** RECORDS FOR THE EXERCISE **
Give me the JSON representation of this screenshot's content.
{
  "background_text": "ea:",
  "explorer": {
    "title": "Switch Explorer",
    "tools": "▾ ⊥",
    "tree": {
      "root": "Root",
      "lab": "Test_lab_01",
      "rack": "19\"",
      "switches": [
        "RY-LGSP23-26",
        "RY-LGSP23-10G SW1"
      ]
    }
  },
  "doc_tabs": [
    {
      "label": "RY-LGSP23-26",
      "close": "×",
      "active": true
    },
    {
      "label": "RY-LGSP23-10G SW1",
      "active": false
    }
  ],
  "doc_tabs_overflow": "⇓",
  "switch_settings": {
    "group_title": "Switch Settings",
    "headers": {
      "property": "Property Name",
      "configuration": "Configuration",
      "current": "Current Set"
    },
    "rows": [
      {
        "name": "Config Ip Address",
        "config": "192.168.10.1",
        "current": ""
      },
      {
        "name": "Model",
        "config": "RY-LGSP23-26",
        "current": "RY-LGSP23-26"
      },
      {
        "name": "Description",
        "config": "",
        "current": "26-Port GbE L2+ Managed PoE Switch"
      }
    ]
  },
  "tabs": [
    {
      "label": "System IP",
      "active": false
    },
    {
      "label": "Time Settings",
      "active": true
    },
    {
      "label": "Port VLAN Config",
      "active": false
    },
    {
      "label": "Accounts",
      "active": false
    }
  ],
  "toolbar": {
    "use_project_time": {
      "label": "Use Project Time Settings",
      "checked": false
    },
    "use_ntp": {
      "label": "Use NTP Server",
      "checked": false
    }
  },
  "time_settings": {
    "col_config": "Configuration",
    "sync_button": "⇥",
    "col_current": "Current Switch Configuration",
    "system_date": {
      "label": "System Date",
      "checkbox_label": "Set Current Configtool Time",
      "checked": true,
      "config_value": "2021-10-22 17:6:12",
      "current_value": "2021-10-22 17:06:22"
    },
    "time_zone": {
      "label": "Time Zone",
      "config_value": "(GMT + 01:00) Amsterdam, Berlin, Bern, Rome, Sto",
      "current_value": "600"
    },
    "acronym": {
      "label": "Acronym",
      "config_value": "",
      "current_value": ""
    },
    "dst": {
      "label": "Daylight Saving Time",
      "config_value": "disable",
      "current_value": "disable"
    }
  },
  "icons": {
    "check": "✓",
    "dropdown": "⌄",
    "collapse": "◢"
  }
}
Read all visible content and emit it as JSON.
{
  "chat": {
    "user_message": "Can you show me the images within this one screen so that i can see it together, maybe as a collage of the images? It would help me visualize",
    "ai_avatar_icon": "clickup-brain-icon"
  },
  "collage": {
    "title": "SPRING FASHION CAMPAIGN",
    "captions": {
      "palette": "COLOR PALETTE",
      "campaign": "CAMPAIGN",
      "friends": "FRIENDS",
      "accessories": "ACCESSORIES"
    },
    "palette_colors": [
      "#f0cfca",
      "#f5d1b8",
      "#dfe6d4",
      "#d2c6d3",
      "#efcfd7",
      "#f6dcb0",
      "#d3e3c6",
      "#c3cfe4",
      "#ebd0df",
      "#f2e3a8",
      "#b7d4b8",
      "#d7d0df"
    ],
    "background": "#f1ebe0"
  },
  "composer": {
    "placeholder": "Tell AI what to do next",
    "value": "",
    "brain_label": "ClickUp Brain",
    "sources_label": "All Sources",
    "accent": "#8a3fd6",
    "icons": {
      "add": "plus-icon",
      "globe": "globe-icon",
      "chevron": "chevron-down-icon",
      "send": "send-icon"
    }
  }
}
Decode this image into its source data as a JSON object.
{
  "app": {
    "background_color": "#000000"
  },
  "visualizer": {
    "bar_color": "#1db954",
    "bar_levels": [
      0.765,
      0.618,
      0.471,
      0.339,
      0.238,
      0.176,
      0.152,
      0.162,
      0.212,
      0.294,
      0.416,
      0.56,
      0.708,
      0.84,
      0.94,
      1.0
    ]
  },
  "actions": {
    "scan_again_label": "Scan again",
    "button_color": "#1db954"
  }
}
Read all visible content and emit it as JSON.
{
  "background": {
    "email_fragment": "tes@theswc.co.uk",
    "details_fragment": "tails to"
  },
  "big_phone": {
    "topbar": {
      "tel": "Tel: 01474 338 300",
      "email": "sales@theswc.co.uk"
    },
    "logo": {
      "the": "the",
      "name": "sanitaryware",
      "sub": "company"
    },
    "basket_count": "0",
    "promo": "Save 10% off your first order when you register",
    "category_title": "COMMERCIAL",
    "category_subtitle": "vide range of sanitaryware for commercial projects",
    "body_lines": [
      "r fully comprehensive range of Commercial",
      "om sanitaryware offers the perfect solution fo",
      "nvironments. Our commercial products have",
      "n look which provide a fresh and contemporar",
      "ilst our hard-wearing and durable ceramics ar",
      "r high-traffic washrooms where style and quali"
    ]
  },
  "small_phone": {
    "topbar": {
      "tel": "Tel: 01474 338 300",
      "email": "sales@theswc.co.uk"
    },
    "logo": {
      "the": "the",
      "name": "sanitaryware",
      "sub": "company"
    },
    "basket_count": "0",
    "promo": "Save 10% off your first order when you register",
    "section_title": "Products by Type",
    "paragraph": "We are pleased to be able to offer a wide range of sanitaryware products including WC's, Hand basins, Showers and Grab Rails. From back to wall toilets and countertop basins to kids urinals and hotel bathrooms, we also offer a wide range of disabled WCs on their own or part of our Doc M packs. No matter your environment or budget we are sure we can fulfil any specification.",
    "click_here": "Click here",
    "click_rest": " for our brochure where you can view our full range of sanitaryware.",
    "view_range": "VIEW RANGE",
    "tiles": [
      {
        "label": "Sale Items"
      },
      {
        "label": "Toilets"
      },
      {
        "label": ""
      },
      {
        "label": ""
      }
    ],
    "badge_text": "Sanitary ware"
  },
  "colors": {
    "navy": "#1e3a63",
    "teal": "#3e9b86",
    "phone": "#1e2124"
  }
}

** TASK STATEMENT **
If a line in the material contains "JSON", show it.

** ANSWER TO THE PROBLEM **
Give me the JSON representation of this screenshot's content.
Read all visible content and emit it as JSON.
Decode this image into its source data as a JSON object.
Read all visible content and emit it as JSON.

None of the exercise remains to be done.